**To do:**
Pick out every line of the entries below where "title" occurs, and copy those lines.

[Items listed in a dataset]
**********
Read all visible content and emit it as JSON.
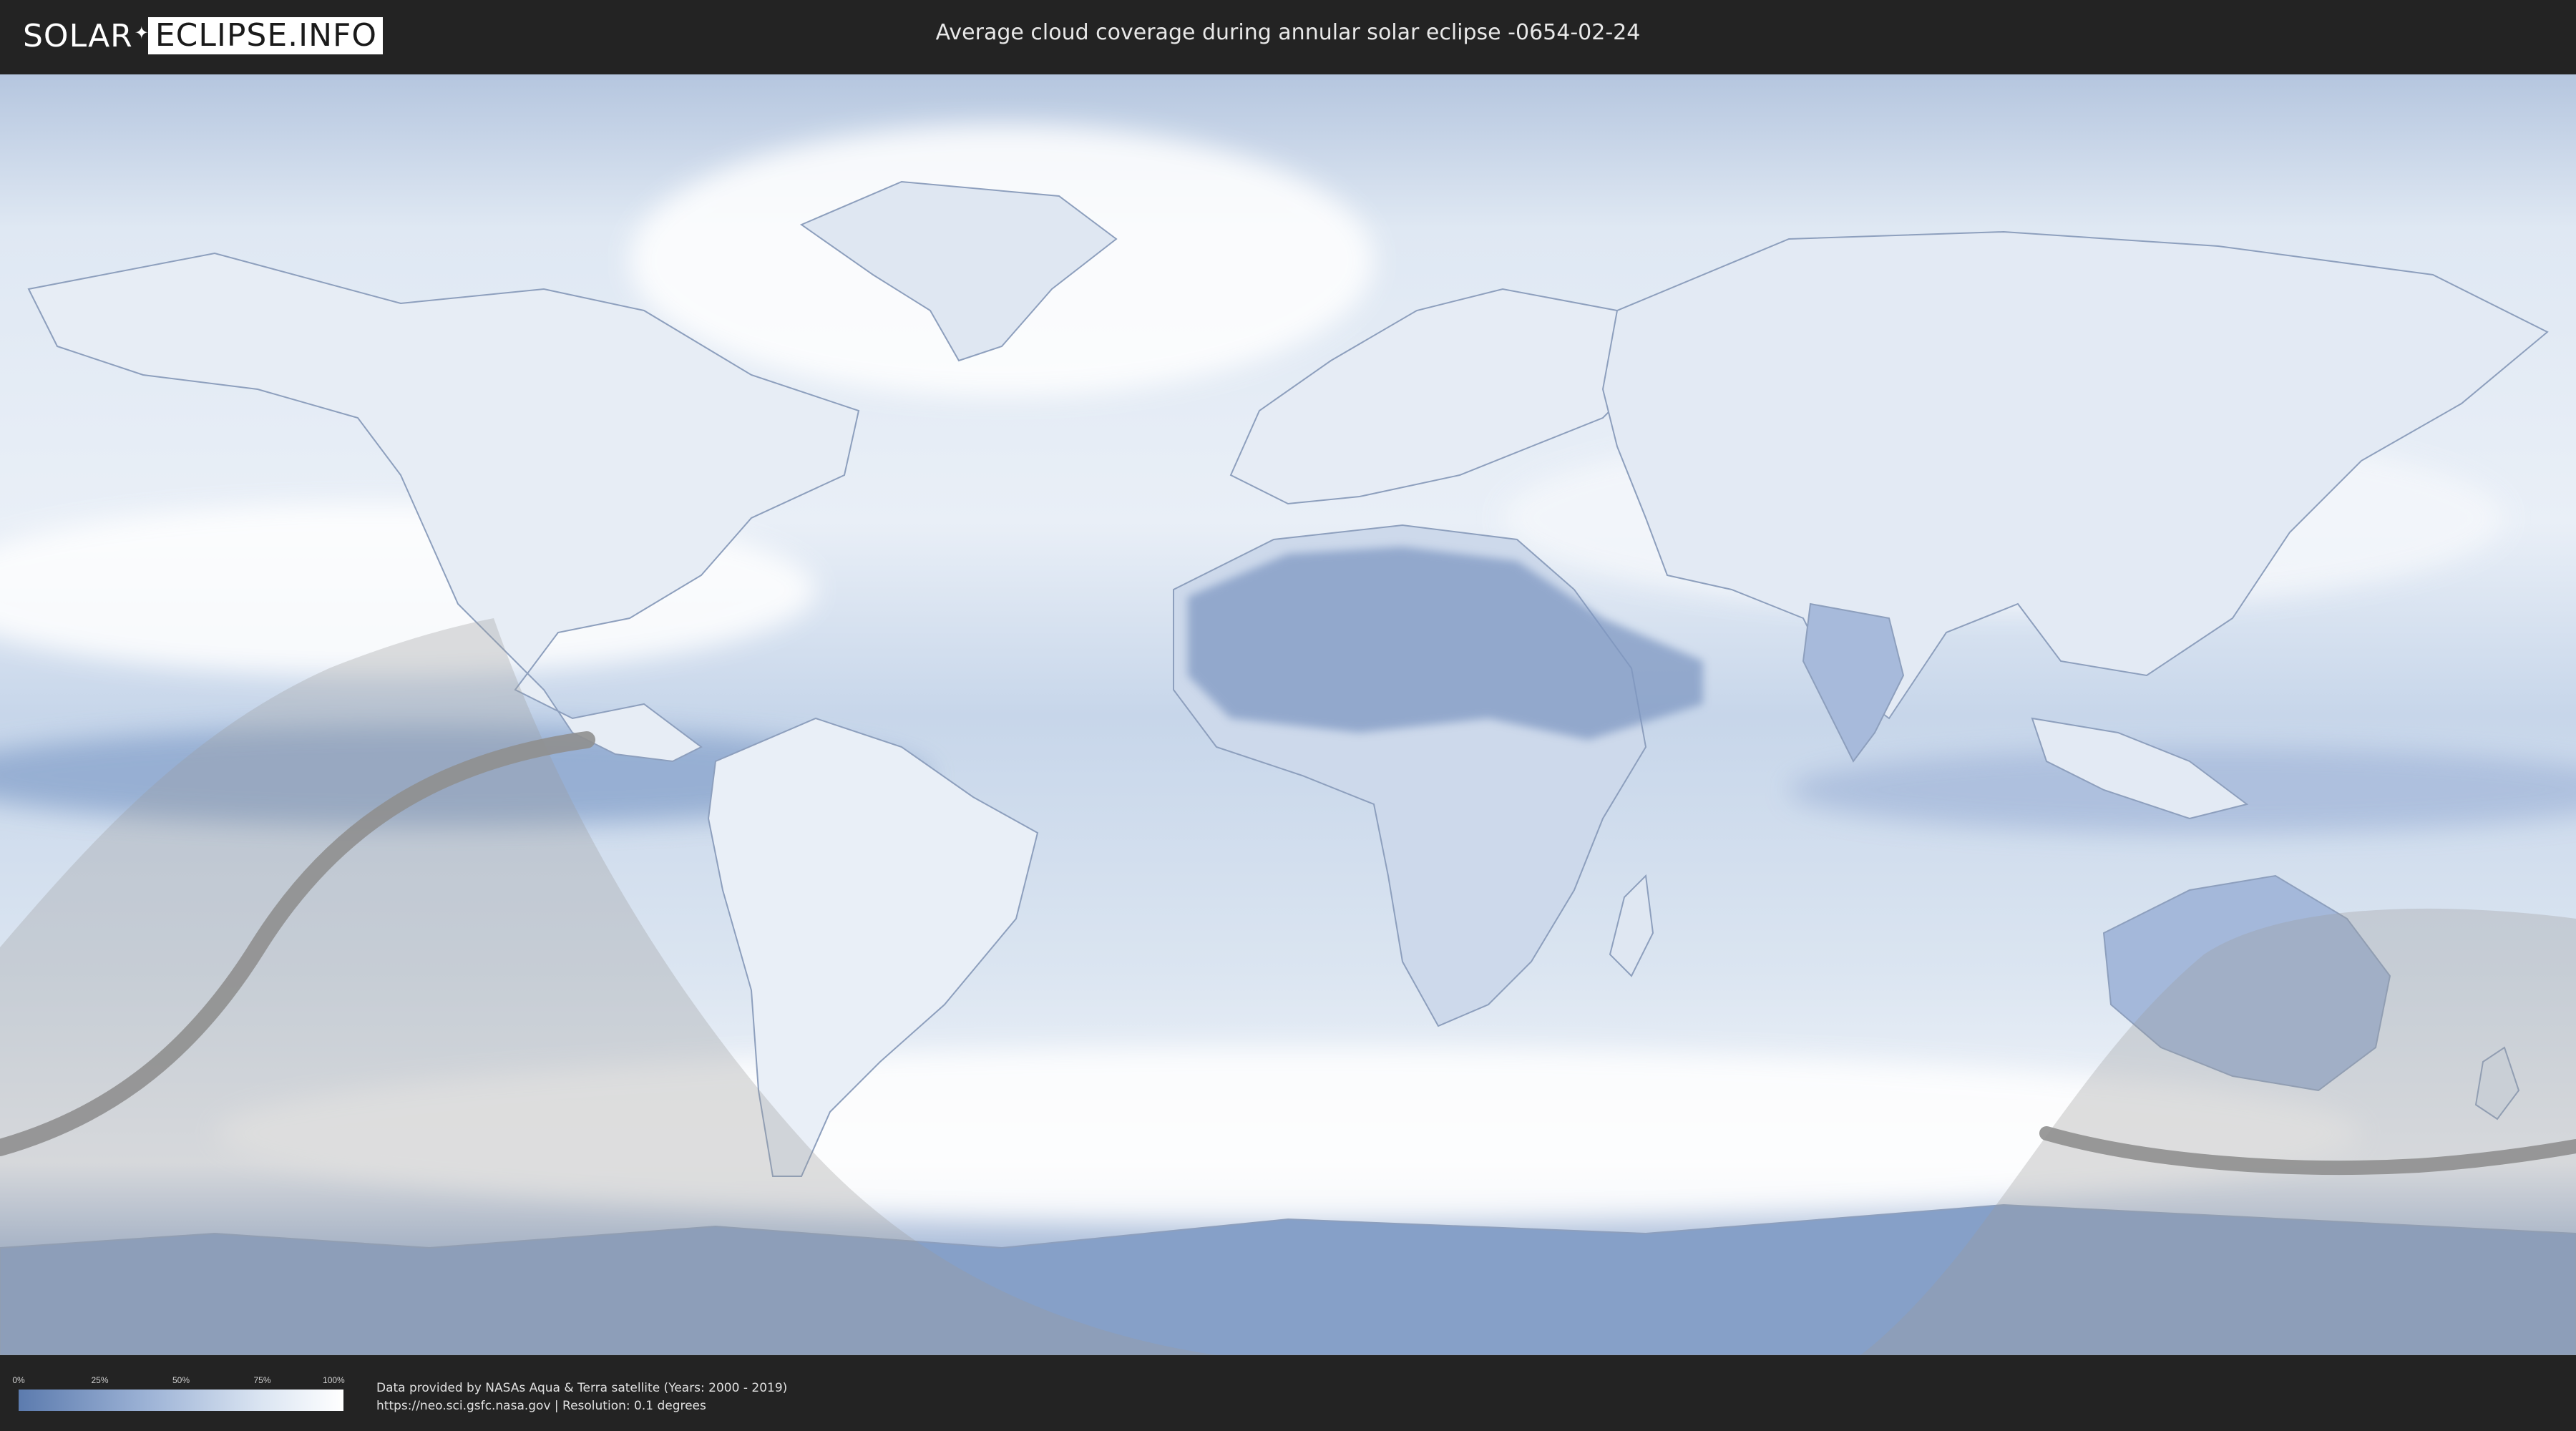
{
  "header": {
    "logo_left": "SOLAR",
    "logo_right": "ECLIPSE.INFO",
    "title": "Average cloud coverage during annular solar eclipse -0654-02-24"
  },
  "legend": {
    "ticks": [
      "0%",
      "25%",
      "50%",
      "75%",
      "100%"
    ],
    "gradient_colors": [
      "#5c7bae",
      "#9db3d6",
      "#dbe5f2",
      "#ffffff"
    ]
  },
  "footer": {
    "credit_line1": "Data provided by NASAs Aqua & Terra satellite (Years: 2000 - 2019)",
    "credit_line2": "https://neo.sci.gsfc.nasa.gov | Resolution: 0.1 degrees"
  },
  "map": {
    "ocean_color": "#c9d7ea",
    "land_color": "#e7edf5",
    "dry_region_color": "#7f98c2",
    "night_shade_color": "#9a9a9a",
    "eclipse_path_color": "#8f8f8f"
  }
}
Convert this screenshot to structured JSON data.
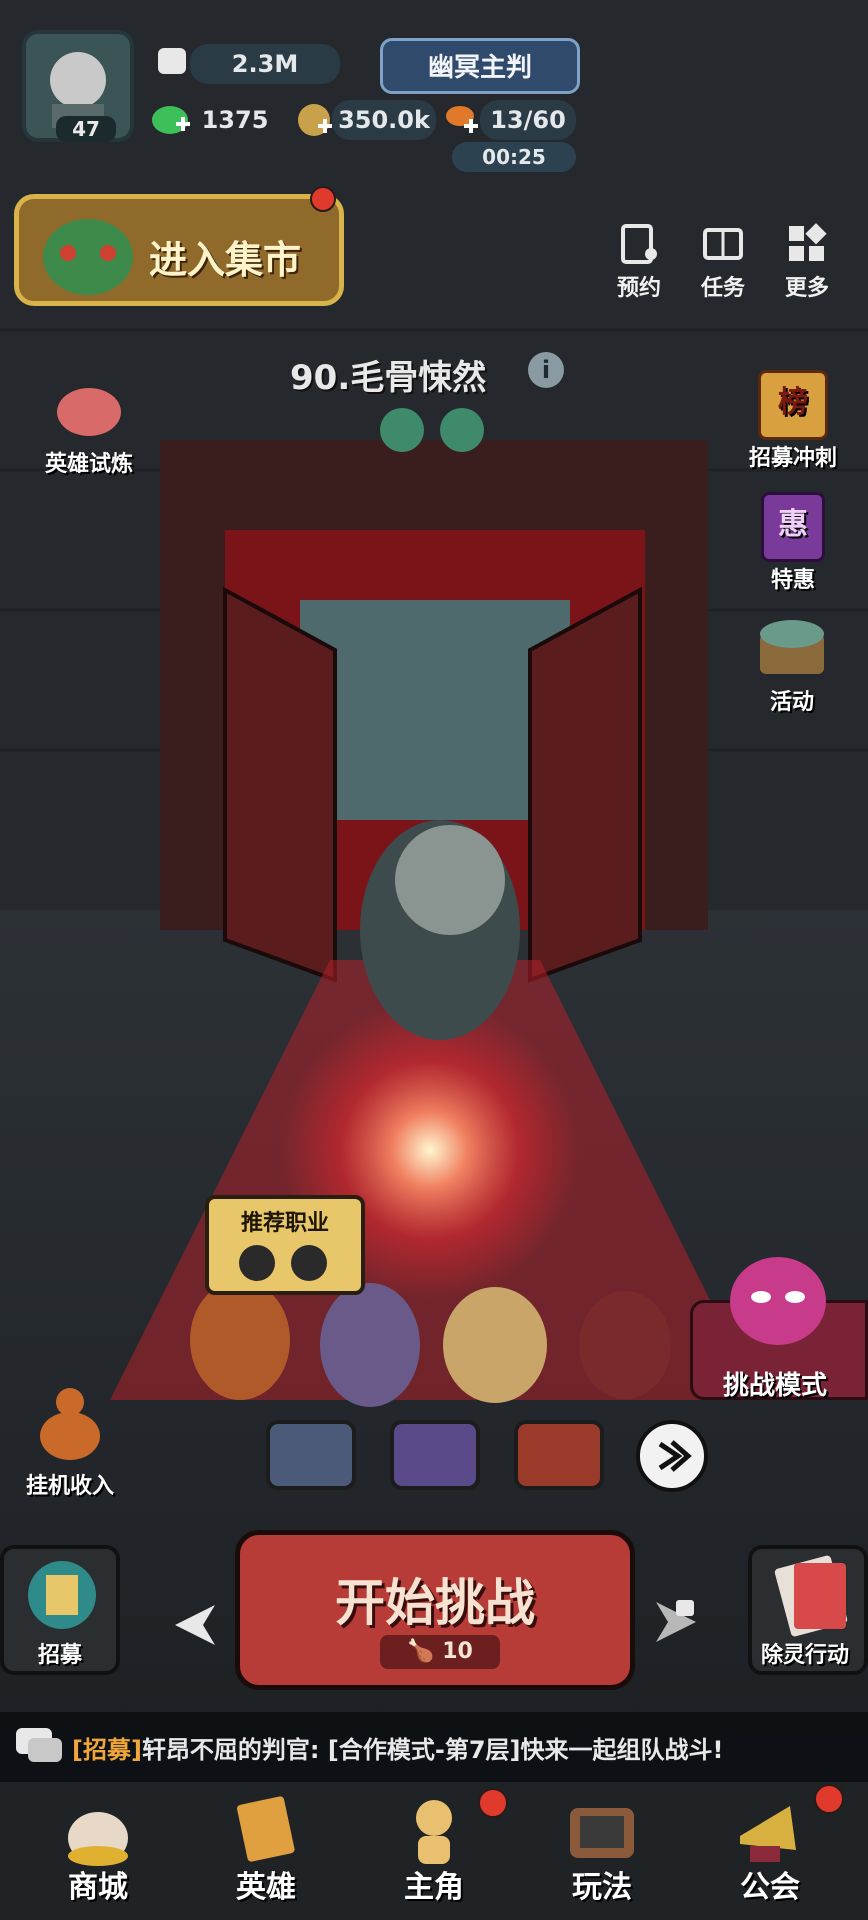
{
  "player": {
    "level": "47",
    "power": "2.3M",
    "title": "幽冥主判"
  },
  "resources": {
    "jade": "1375",
    "coins": "350.0k",
    "stamina": "13/60",
    "stamina_timer": "00:25"
  },
  "market": {
    "label": "进入集市"
  },
  "top_menu": [
    {
      "label": "预约",
      "icon": "clipboard-icon"
    },
    {
      "label": "任务",
      "icon": "book-icon"
    },
    {
      "label": "更多",
      "icon": "grid-icon"
    }
  ],
  "left_side": {
    "hero_trial": "英雄试炼",
    "idle_income": "挂机收入",
    "recruit": "招募"
  },
  "right_side": {
    "recruit_sprint": "招募冲刺",
    "recruit_sprint_badge": "榜",
    "special": "特惠",
    "special_badge": "惠",
    "activity": "活动",
    "exorcism": "除灵行动"
  },
  "stage": {
    "title": "90.毛骨悚然",
    "info": "i"
  },
  "recommended": {
    "label": "推荐职业"
  },
  "challenge_mode": {
    "label": "挑战模式"
  },
  "start_button": {
    "label": "开始挑战",
    "cost": "10"
  },
  "chat": {
    "tag": "[招募]",
    "message": "轩昂不屈的判官: [合作模式-第7层]快来一起组队战斗!"
  },
  "nav": [
    {
      "label": "商城",
      "icon": "shop-cat-icon"
    },
    {
      "label": "英雄",
      "icon": "hero-scroll-icon"
    },
    {
      "label": "主角",
      "icon": "protagonist-icon"
    },
    {
      "label": "玩法",
      "icon": "tv-icon"
    },
    {
      "label": "公会",
      "icon": "horn-icon"
    }
  ],
  "colors": {
    "accent_red": "#e03a2c",
    "start_red": "#b73b37",
    "gold": "#d8b34a",
    "bg": "#1c2024"
  }
}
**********
**Exercise output:**
    "title": "Average cloud coverage during annular solar eclipse -0654-02-24"
    "title": "幽冥主判"
    "title": "90.毛骨悚然",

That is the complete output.